Heat 2 tablespoons of olive oil in a large ovenproof pot over medium-high heat.  Add the beef to the pan and cook, stirring, until the meat is seared on all sides.  Use a slotted spoon to transfer the beef to a platter and set aside.

Add 2 tablespoons of olive oil to the same pan, then add the onion and garlic and cook for 2 minutes over medium heat.  Add the peppers and mushrooms, stir and cook for 3 minutes longer.

Sprinkle the remaining flour mixture over the vegetables and stir to coat.  Add the beer to the pan and stir gently to loosen any browned bits from the bottom of the pan.  Add the stock, bay leaves, salt and pepper to the pot and bring the mixture to a boil.  Reduce the heat and cook for about 8 to 10 minutes until the gravy thickens slightly.  Return the beef to the pan, cover the pot and place the pan in the oven at 325 degrees to slow roast for 1 hour.

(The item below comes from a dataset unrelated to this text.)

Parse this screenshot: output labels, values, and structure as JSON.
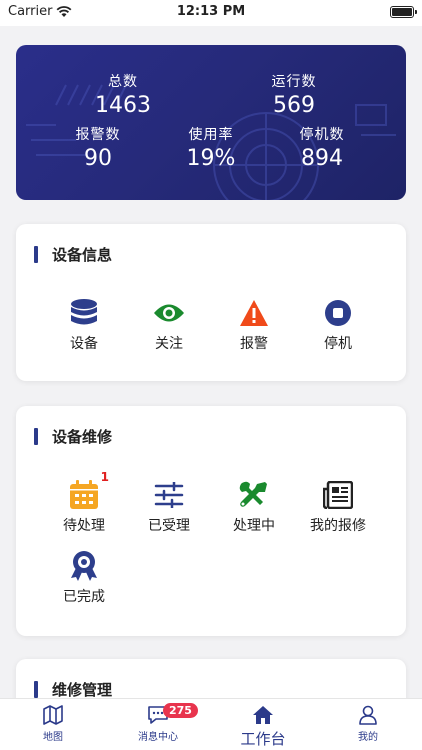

(After the cobbler has cooked for an hour is when you will add the biscuits to the top of the meat and vegetable mixture, so you will want to have the biscuits ready ahead of time.)

In a medium bowl combine the flour and baking powder, then add the butter in thin slices.  Use a fork to blend in the butter until the mixture is crumbly.  Add the remaining ingredients, and stir with a fork until you have a smooth dough. (You may need just a bit more milk, just add 1 teaspoon at a time until the dough is smooth.)

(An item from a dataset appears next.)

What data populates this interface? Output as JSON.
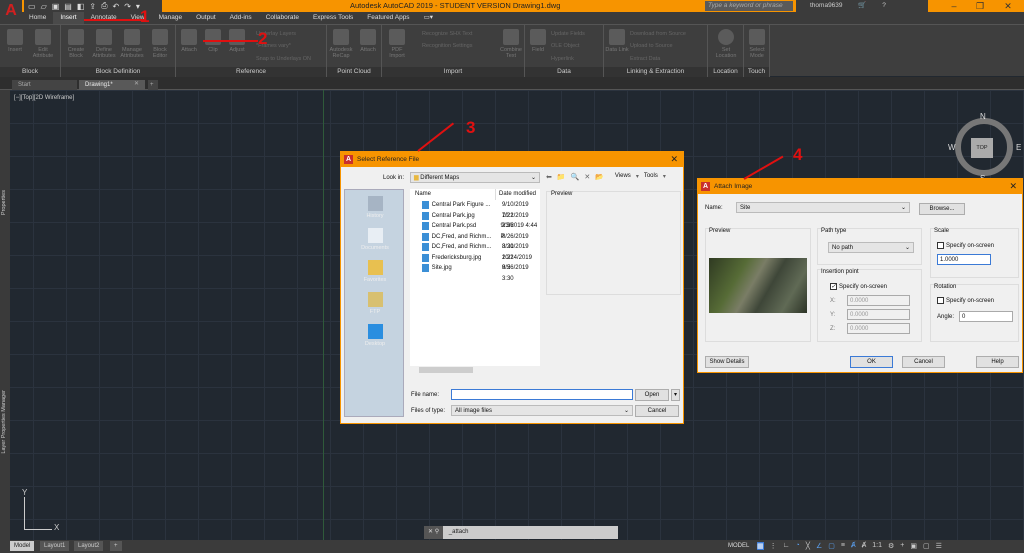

Place the dough on a lightly floured board, roll it our to about 1/2-inch thick and cut out circles of dough using a cookie cutter.

Remove the pot from the oven, remove and discard the bay leaves and add the dough circles on top of the cobbler.  Return the pot to the oven uncovered and bake for 30 minutes or until the biscuits are golden and flaky.  Serves about 6.


  1. This recipe is perfect for this time of year! Thanks for sharing Mary :)

    Happy Blogging!
    Happy Valley Chow

  2. Thanks for visiting, Eric, and I'm so glad you liked the recipe. This was quite tasty and I'm sure we'll be making it often.


Thank you for visiting today. Feel free to leave a comment or question below. I'd love to hear from you!